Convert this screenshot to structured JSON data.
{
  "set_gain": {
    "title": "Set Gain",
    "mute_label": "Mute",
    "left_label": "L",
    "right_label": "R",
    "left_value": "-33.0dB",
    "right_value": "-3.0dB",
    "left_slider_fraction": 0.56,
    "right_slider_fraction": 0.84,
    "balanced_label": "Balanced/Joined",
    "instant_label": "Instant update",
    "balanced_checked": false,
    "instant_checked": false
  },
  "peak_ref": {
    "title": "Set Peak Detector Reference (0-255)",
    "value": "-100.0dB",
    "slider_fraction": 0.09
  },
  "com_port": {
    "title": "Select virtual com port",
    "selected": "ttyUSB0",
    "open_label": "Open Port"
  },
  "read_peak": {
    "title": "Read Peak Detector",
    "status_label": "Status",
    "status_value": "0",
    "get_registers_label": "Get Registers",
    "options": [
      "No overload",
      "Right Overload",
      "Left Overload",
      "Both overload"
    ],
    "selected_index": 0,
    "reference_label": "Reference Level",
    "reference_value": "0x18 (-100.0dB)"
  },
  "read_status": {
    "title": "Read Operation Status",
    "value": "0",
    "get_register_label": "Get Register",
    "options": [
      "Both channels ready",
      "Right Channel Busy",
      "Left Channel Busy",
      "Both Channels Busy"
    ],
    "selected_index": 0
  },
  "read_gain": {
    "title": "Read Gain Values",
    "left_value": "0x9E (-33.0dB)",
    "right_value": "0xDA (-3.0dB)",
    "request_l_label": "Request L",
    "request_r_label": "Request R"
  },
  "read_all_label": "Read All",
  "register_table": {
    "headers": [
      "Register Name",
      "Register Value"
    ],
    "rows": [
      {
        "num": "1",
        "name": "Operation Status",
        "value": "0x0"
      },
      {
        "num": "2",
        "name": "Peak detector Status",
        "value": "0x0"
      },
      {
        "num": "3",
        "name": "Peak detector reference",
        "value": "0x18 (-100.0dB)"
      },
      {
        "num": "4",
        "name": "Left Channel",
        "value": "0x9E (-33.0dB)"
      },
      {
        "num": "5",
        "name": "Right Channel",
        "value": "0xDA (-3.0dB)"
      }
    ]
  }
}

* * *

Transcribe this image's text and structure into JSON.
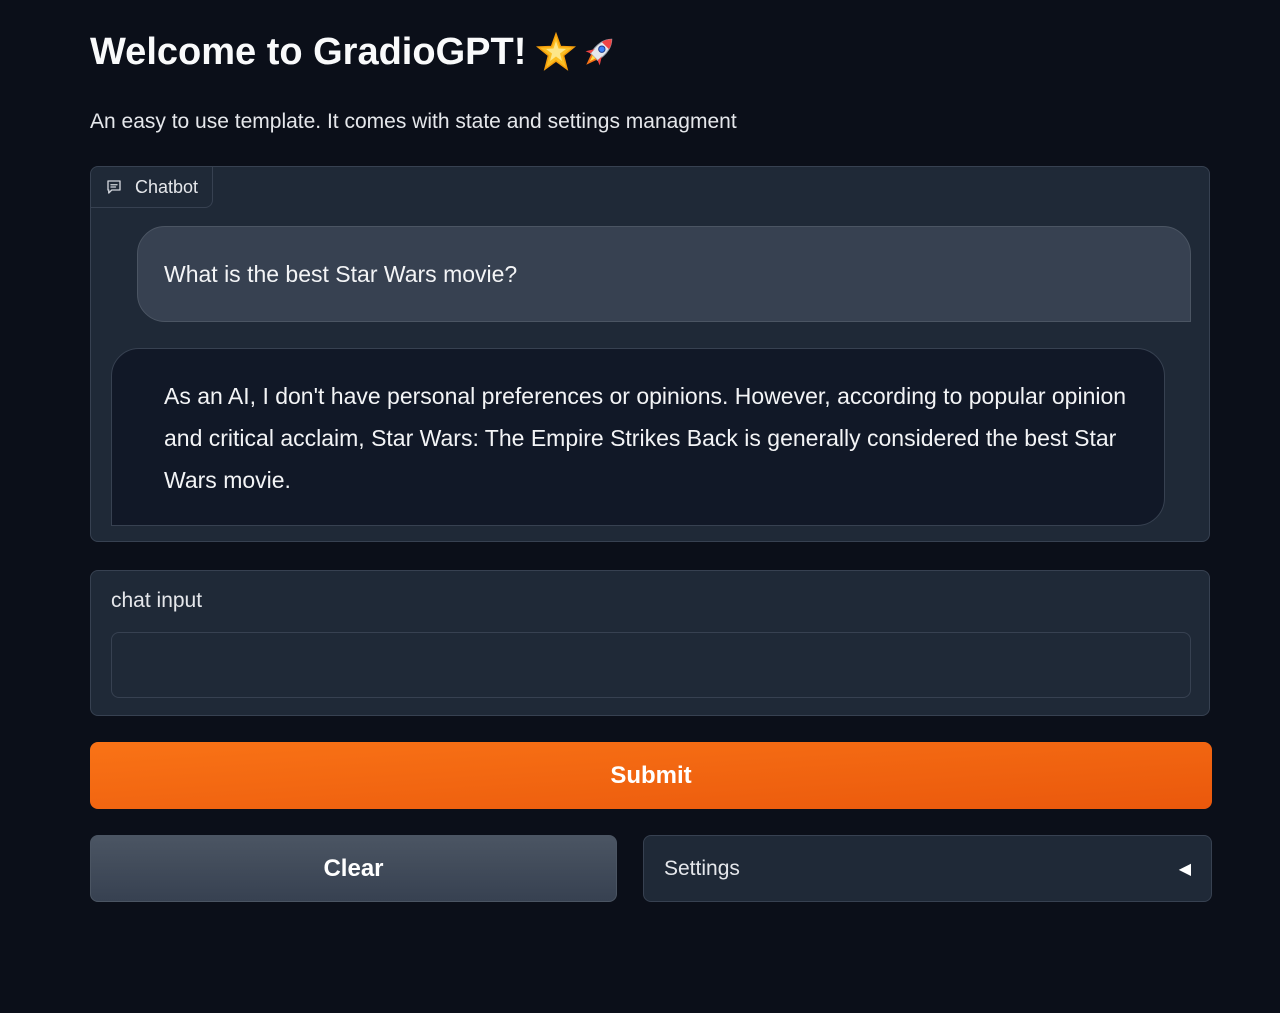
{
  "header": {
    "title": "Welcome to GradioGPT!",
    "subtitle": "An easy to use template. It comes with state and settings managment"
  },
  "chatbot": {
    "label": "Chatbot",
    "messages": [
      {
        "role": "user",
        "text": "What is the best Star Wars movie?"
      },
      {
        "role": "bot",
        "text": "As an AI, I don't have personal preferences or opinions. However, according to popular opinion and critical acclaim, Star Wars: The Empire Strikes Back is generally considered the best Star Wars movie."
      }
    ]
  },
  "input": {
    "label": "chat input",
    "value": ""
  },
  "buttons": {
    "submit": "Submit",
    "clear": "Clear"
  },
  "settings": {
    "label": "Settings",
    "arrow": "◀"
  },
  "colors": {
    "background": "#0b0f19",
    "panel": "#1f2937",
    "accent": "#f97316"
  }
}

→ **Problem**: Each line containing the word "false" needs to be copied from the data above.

→ **Task solution**:
    "balanced_checked": false,
    "instant_checked": false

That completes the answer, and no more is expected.